▸ DESCRIPTION OF THE TASK
Repeat the data exactly as it stands.

▸ RECORDS TO USE
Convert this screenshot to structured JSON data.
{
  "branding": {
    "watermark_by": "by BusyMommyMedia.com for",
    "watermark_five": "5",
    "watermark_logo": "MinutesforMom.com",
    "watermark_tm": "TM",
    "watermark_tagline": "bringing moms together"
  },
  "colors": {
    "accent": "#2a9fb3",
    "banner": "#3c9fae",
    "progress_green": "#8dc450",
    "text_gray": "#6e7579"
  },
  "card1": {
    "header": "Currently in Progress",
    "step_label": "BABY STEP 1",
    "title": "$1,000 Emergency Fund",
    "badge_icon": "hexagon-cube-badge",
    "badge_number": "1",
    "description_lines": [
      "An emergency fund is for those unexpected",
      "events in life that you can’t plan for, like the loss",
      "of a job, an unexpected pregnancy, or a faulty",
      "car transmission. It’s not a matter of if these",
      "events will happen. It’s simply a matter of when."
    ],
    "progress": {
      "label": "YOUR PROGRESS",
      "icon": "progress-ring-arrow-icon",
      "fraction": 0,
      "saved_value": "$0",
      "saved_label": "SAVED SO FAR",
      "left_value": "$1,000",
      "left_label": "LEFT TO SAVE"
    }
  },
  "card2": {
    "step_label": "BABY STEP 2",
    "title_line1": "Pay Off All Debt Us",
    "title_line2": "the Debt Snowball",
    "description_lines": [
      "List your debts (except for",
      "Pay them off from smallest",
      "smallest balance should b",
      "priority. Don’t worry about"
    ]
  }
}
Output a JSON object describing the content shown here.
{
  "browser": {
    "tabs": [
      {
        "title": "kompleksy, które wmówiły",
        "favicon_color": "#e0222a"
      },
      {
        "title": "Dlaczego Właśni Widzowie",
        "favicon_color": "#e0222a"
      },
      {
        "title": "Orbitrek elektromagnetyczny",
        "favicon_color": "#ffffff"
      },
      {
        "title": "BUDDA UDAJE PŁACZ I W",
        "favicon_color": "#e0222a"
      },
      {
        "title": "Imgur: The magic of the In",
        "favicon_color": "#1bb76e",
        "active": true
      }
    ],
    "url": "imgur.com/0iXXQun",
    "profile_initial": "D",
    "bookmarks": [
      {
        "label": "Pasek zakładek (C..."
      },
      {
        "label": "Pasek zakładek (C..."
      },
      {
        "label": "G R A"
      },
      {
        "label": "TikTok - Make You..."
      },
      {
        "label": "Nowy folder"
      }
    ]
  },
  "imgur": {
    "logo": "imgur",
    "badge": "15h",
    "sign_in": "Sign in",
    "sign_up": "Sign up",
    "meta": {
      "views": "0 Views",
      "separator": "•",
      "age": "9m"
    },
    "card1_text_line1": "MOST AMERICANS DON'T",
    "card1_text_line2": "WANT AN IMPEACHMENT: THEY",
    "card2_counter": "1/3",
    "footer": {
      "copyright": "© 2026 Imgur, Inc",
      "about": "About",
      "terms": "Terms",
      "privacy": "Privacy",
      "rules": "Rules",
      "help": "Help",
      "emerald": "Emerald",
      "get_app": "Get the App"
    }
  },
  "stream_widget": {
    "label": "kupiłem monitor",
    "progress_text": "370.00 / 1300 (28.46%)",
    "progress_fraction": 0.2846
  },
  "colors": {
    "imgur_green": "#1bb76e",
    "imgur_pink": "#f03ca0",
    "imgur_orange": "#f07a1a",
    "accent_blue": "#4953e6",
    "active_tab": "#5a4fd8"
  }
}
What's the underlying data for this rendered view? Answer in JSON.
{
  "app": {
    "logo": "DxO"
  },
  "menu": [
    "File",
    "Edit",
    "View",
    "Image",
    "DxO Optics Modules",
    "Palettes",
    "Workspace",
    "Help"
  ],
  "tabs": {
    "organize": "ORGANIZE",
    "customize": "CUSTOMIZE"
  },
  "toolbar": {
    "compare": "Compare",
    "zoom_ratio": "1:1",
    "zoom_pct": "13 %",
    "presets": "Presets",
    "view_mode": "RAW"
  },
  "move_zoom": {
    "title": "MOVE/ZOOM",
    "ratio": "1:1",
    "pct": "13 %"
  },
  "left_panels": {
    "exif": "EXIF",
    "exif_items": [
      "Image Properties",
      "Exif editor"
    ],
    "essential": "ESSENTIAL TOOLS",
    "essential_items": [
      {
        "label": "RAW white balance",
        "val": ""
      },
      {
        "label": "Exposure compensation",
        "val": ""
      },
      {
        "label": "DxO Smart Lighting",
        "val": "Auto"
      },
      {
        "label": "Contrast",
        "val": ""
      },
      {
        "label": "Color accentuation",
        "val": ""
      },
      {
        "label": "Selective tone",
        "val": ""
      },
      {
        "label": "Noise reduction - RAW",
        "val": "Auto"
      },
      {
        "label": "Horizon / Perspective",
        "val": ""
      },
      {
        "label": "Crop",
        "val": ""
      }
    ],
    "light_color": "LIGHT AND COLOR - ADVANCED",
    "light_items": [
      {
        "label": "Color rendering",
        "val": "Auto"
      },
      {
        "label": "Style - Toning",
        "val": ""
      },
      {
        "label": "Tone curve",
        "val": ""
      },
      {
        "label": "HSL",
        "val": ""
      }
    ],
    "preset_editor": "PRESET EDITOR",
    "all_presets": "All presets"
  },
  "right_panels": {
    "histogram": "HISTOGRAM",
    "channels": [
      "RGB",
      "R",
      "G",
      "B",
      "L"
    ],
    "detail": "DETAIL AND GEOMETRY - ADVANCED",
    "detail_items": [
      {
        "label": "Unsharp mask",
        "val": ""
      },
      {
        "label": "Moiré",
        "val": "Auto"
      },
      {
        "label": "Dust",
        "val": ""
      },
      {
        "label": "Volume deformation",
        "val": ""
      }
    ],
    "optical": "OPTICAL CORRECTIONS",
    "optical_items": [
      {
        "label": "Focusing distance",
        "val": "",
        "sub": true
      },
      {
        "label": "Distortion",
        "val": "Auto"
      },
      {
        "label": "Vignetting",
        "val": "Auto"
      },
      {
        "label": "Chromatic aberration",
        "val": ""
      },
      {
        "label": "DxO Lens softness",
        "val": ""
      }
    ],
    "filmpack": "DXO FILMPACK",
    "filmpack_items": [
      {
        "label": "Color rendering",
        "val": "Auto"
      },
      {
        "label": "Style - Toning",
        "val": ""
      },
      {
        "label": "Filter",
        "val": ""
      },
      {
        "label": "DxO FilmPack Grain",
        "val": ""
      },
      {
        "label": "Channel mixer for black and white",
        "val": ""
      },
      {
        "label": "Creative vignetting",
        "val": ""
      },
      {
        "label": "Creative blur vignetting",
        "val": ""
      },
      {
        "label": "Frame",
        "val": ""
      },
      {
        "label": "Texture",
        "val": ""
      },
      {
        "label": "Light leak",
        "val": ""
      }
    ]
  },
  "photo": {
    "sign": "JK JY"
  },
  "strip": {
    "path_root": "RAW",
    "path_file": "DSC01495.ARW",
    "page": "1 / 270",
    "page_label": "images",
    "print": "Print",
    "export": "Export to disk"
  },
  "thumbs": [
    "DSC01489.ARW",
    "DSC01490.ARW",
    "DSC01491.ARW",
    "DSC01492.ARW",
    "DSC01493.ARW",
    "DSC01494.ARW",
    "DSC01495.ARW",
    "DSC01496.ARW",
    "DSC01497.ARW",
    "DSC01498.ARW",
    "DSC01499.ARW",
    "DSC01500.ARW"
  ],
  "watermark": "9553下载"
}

▸ PROBLEM SOLUTION
Convert this screenshot to structured JSON data.
{
  "branding": {
    "watermark_by": "by BusyMommyMedia.com for",
    "watermark_five": "5",
    "watermark_logo": "MinutesforMom.com",
    "watermark_tm": "TM",
    "watermark_tagline": "bringing moms together"
  },
  "colors": {
    "accent": "#2a9fb3",
    "banner": "#3c9fae",
    "progress_green": "#8dc450",
    "text_gray": "#6e7579"
  },
  "card1": {
    "header": "Currently in Progress",
    "step_label": "BABY STEP 1",
    "title": "$1,000 Emergency Fund",
    "badge_icon": "hexagon-cube-badge",
    "badge_number": "1",
    "description_lines": [
      "An emergency fund is for those unexpected",
      "events in life that you can’t plan for, like the loss",
      "of a job, an unexpected pregnancy, or a faulty",
      "car transmission. It’s not a matter of if these",
      "events will happen. It’s simply a matter of when."
    ],
    "progress": {
      "label": "YOUR PROGRESS",
      "icon": "progress-ring-arrow-icon",
      "fraction": 0,
      "saved_value": "$0",
      "saved_label": "SAVED SO FAR",
      "left_value": "$1,000",
      "left_label": "LEFT TO SAVE"
    }
  },
  "card2": {
    "step_label": "BABY STEP 2",
    "title_line1": "Pay Off All Debt Us",
    "title_line2": "the Debt Snowball",
    "description_lines": [
      "List your debts (except for",
      "Pay them off from smallest",
      "smallest balance should b",
      "priority. Don’t worry about"
    ]
  }
}
Output a JSON object describing the content shown here.
{
  "browser": {
    "tabs": [
      {
        "title": "kompleksy, które wmówiły",
        "favicon_color": "#e0222a"
      },
      {
        "title": "Dlaczego Właśni Widzowie",
        "favicon_color": "#e0222a"
      },
      {
        "title": "Orbitrek elektromagnetyczny",
        "favicon_color": "#ffffff"
      },
      {
        "title": "BUDDA UDAJE PŁACZ I W",
        "favicon_color": "#e0222a"
      },
      {
        "title": "Imgur: The magic of the In",
        "favicon_color": "#1bb76e",
        "active": true
      }
    ],
    "url": "imgur.com/0iXXQun",
    "profile_initial": "D",
    "bookmarks": [
      {
        "label": "Pasek zakładek (C..."
      },
      {
        "label": "Pasek zakładek (C..."
      },
      {
        "label": "G R A"
      },
      {
        "label": "TikTok - Make You..."
      },
      {
        "label": "Nowy folder"
      }
    ]
  },
  "imgur": {
    "logo": "imgur",
    "badge": "15h",
    "sign_in": "Sign in",
    "sign_up": "Sign up",
    "meta": {
      "views": "0 Views",
      "separator": "•",
      "age": "9m"
    },
    "card1_text_line1": "MOST AMERICANS DON'T",
    "card1_text_line2": "WANT AN IMPEACHMENT: THEY",
    "card2_counter": "1/3",
    "footer": {
      "copyright": "© 2026 Imgur, Inc",
      "about": "About",
      "terms": "Terms",
      "privacy": "Privacy",
      "rules": "Rules",
      "help": "Help",
      "emerald": "Emerald",
      "get_app": "Get the App"
    }
  },
  "stream_widget": {
    "label": "kupiłem monitor",
    "progress_text": "370.00 / 1300 (28.46%)",
    "progress_fraction": 0.2846
  },
  "colors": {
    "imgur_green": "#1bb76e",
    "imgur_pink": "#f03ca0",
    "imgur_orange": "#f07a1a",
    "accent_blue": "#4953e6",
    "active_tab": "#5a4fd8"
  }
}
What's the underlying data for this rendered view? Answer in JSON.
{
  "app": {
    "logo": "DxO"
  },
  "menu": [
    "File",
    "Edit",
    "View",
    "Image",
    "DxO Optics Modules",
    "Palettes",
    "Workspace",
    "Help"
  ],
  "tabs": {
    "organize": "ORGANIZE",
    "customize": "CUSTOMIZE"
  },
  "toolbar": {
    "compare": "Compare",
    "zoom_ratio": "1:1",
    "zoom_pct": "13 %",
    "presets": "Presets",
    "view_mode": "RAW"
  },
  "move_zoom": {
    "title": "MOVE/ZOOM",
    "ratio": "1:1",
    "pct": "13 %"
  },
  "left_panels": {
    "exif": "EXIF",
    "exif_items": [
      "Image Properties",
      "Exif editor"
    ],
    "essential": "ESSENTIAL TOOLS",
    "essential_items": [
      {
        "label": "RAW white balance",
        "val": ""
      },
      {
        "label": "Exposure compensation",
        "val": ""
      },
      {
        "label": "DxO Smart Lighting",
        "val": "Auto"
      },
      {
        "label": "Contrast",
        "val": ""
      },
      {
        "label": "Color accentuation",
        "val": ""
      },
      {
        "label": "Selective tone",
        "val": ""
      },
      {
        "label": "Noise reduction - RAW",
        "val": "Auto"
      },
      {
        "label": "Horizon / Perspective",
        "val": ""
      },
      {
        "label": "Crop",
        "val": ""
      }
    ],
    "light_color": "LIGHT AND COLOR - ADVANCED",
    "light_items": [
      {
        "label": "Color rendering",
        "val": "Auto"
      },
      {
        "label": "Style - Toning",
        "val": ""
      },
      {
        "label": "Tone curve",
        "val": ""
      },
      {
        "label": "HSL",
        "val": ""
      }
    ],
    "preset_editor": "PRESET EDITOR",
    "all_presets": "All presets"
  },
  "right_panels": {
    "histogram": "HISTOGRAM",
    "channels": [
      "RGB",
      "R",
      "G",
      "B",
      "L"
    ],
    "detail": "DETAIL AND GEOMETRY - ADVANCED",
    "detail_items": [
      {
        "label": "Unsharp mask",
        "val": ""
      },
      {
        "label": "Moiré",
        "val": "Auto"
      },
      {
        "label": "Dust",
        "val": ""
      },
      {
        "label": "Volume deformation",
        "val": ""
      }
    ],
    "optical": "OPTICAL CORRECTIONS",
    "optical_items": [
      {
        "label": "Focusing distance",
        "val": "",
        "sub": true
      },
      {
        "label": "Distortion",
        "val": "Auto"
      },
      {
        "label": "Vignetting",
        "val": "Auto"
      },
      {
        "label": "Chromatic aberration",
        "val": ""
      },
      {
        "label": "DxO Lens softness",
        "val": ""
      }
    ],
    "filmpack": "DXO FILMPACK",
    "filmpack_items": [
      {
        "label": "Color rendering",
        "val": "Auto"
      },
      {
        "label": "Style - Toning",
        "val": ""
      },
      {
        "label": "Filter",
        "val": ""
      },
      {
        "label": "DxO FilmPack Grain",
        "val": ""
      },
      {
        "label": "Channel mixer for black and white",
        "val": ""
      },
      {
        "label": "Creative vignetting",
        "val": ""
      },
      {
        "label": "Creative blur vignetting",
        "val": ""
      },
      {
        "label": "Frame",
        "val": ""
      },
      {
        "label": "Texture",
        "val": ""
      },
      {
        "label": "Light leak",
        "val": ""
      }
    ]
  },
  "photo": {
    "sign": "JK JY"
  },
  "strip": {
    "path_root": "RAW",
    "path_file": "DSC01495.ARW",
    "page": "1 / 270",
    "page_label": "images",
    "print": "Print",
    "export": "Export to disk"
  },
  "thumbs": [
    "DSC01489.ARW",
    "DSC01490.ARW",
    "DSC01491.ARW",
    "DSC01492.ARW",
    "DSC01493.ARW",
    "DSC01494.ARW",
    "DSC01495.ARW",
    "DSC01496.ARW",
    "DSC01497.ARW",
    "DSC01498.ARW",
    "DSC01499.ARW",
    "DSC01500.ARW"
  ],
  "watermark": "9553下载"
}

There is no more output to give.